House Speaker John Boehner's office is working with the Rules Committee to craft the resolution that would determine the contours and function of the select committee to investigate the deadly 2012 attack on the U.S. consulate in Benghazi, Libya.
The resolution could receive a Rules Committee hearing on Wednesday and hit the House floor for consideration Thursday or Friday, Republican sources confirmed Monday after Boehner, R-Ohio, announced that he was appointing Rep. Trey Gowdy, R-S.C., chairman of the select committee. Boehner, who holds the power to appoint all members of the select committee, plans to name some Democrats to the panel unless they choose to boycott.
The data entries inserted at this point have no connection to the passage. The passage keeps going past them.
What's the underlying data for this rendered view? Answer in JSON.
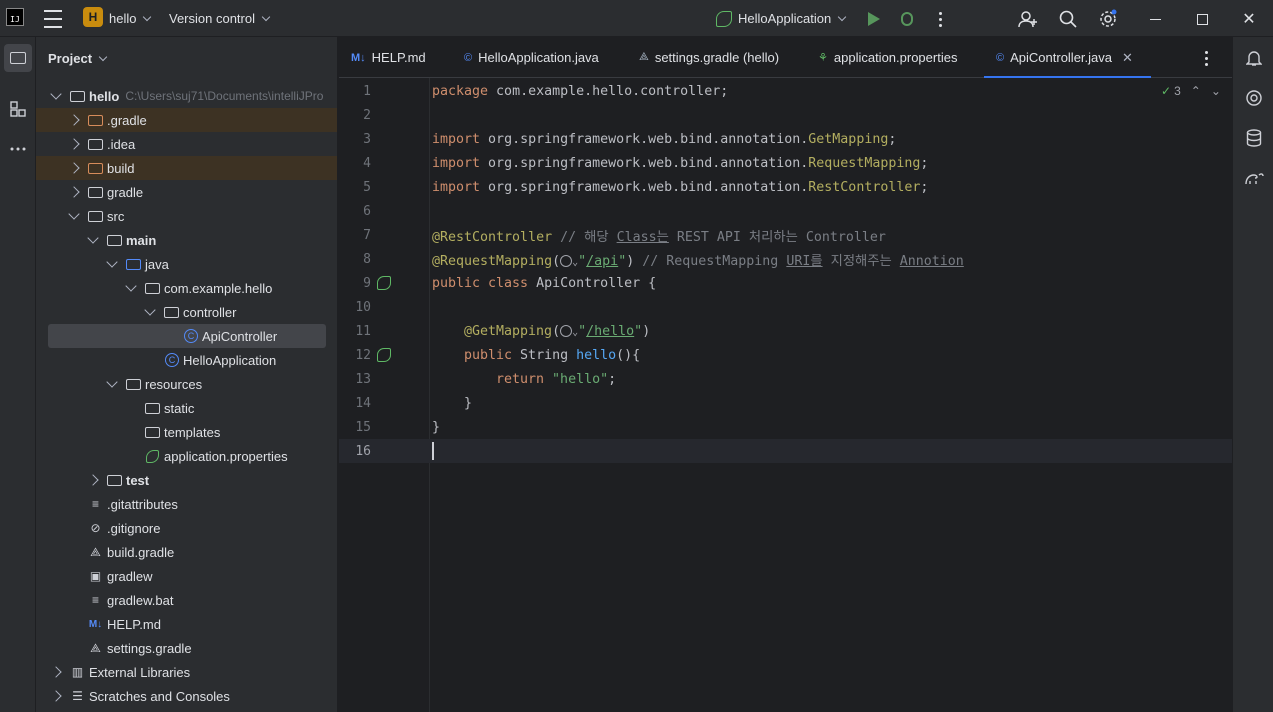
{
  "titlebar": {
    "app_logo": "IJ",
    "project_badge": "H",
    "project_name": "hello",
    "vcs_label": "Version control",
    "run_config": "HelloApplication",
    "close_glyph": "✕"
  },
  "project_panel": {
    "title": "Project",
    "root": {
      "name": "hello",
      "path": "C:\\Users\\suj71\\Documents\\intelliJPro"
    },
    "items": [
      {
        "label": ".gradle"
      },
      {
        "label": ".idea"
      },
      {
        "label": "build"
      },
      {
        "label": "gradle"
      },
      {
        "label": "src"
      },
      {
        "label": "main"
      },
      {
        "label": "java"
      },
      {
        "label": "com.example.hello"
      },
      {
        "label": "controller"
      },
      {
        "label": "ApiController"
      },
      {
        "label": "HelloApplication"
      },
      {
        "label": "resources"
      },
      {
        "label": "static"
      },
      {
        "label": "templates"
      },
      {
        "label": "application.properties"
      },
      {
        "label": "test"
      },
      {
        "label": ".gitattributes"
      },
      {
        "label": ".gitignore"
      },
      {
        "label": "build.gradle"
      },
      {
        "label": "gradlew"
      },
      {
        "label": "gradlew.bat"
      },
      {
        "label": "HELP.md"
      },
      {
        "label": "settings.gradle"
      },
      {
        "label": "External Libraries"
      },
      {
        "label": "Scratches and Consoles"
      }
    ]
  },
  "tabs": [
    {
      "icon": "M↓",
      "label": "HELP.md"
    },
    {
      "icon": "©",
      "label": "HelloApplication.java"
    },
    {
      "icon": "⟁",
      "label": "settings.gradle (hello)"
    },
    {
      "icon": "⚘",
      "label": "application.properties"
    },
    {
      "icon": "©",
      "label": "ApiController.java",
      "close": "✕"
    }
  ],
  "editor": {
    "inspections_count": "3",
    "line_numbers": [
      "1",
      "2",
      "3",
      "4",
      "5",
      "6",
      "7",
      "8",
      "9",
      "10",
      "11",
      "12",
      "13",
      "14",
      "15",
      "16"
    ],
    "code": {
      "l1_kw": "package",
      "l1_rest": " com.example.hello.controller;",
      "l3_kw": "import",
      "l3_pkg": " org.springframework.web.bind.annotation.",
      "l3_cls": "GetMapping",
      "l3_end": ";",
      "l4_kw": "import",
      "l4_pkg": " org.springframework.web.bind.annotation.",
      "l4_cls": "RequestMapping",
      "l4_end": ";",
      "l5_kw": "import",
      "l5_pkg": " org.springframework.web.bind.annotation.",
      "l5_cls": "RestController",
      "l5_end": ";",
      "l7_ann": "@RestController",
      "l7_cm1": " // 해당 ",
      "l7_cm2": "Class는",
      "l7_cm3": " REST API 처리하는 Controller",
      "l8_ann": "@RequestMapping",
      "l8_open": "(",
      "l8_str1": "\"",
      "l8_str2": "/api",
      "l8_str3": "\"",
      "l8_close": ")",
      "l8_cm1": " // RequestMapping ",
      "l8_cm2": "URI를",
      "l8_cm3": " 지정해주는 ",
      "l8_cm4": "Annotion",
      "l9_kw": "public class",
      "l9_rest": " ApiController {",
      "l11_ann": "@GetMapping",
      "l11_open": "(",
      "l11_str1": "\"",
      "l11_str2": "/hello",
      "l11_str3": "\"",
      "l11_close": ")",
      "l12_kw": "public",
      "l12_type": " String ",
      "l12_fn": "hello",
      "l12_rest": "(){",
      "l13_kw": "return",
      "l13_str": " \"hello\"",
      "l13_end": ";",
      "l14": "}",
      "l15": "}"
    }
  },
  "colors": {
    "accent": "#3574f0",
    "keyword": "#cf8e6d",
    "annotation": "#b3ae60",
    "string": "#6aab73",
    "comment": "#7a7e85",
    "function": "#56a8f5"
  }
}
The select committee’s staff could number about 20, with aides drawn from the five standing House committees of jurisdiction that have until now worked jointly to investigate the Sept. 11, 2012, terrorist attack on the U.S. diplomatic compound in Benghazi that left four Americans dead, including Ambassador Christopher Stevens. Those committees are Armed Services, Foreign Affairs, Intelligence, Judiciary and Oversight and Government Reform.
Staff hires from the private or think-tank sectors also are possible.
“I plan to ensure he and his committee have the strongest authority possible to root out all the facts,” Boehner said as a part of a statement announcing Gowdy’s appointment.
Still not clear is how many members the select committee will have. But those appointed could be drawn from the panels that have been handling the existing investigation, or from an informal committee of Republicans that has been meeting once a week to monitor the joint investigation. Rep. Lynn Westmoreland, R-Ga., who serves on the House Intelligence Committee, has been chairman of the informal committee and could make the cut.
Westmoreland told the Washington Examiner on Monday that he is interested in serving on the committee. The members who served on his informal Benghazi committee included Gowdy; Devin Nunes of California; Jason Chaffetz of Utah; Mike Conaway of Texas; Tom Cotton of Arkansas; Jim Gerlach of Pennsylvania; Joe Heck of Utah; and Adam Kinzinger of Illinois.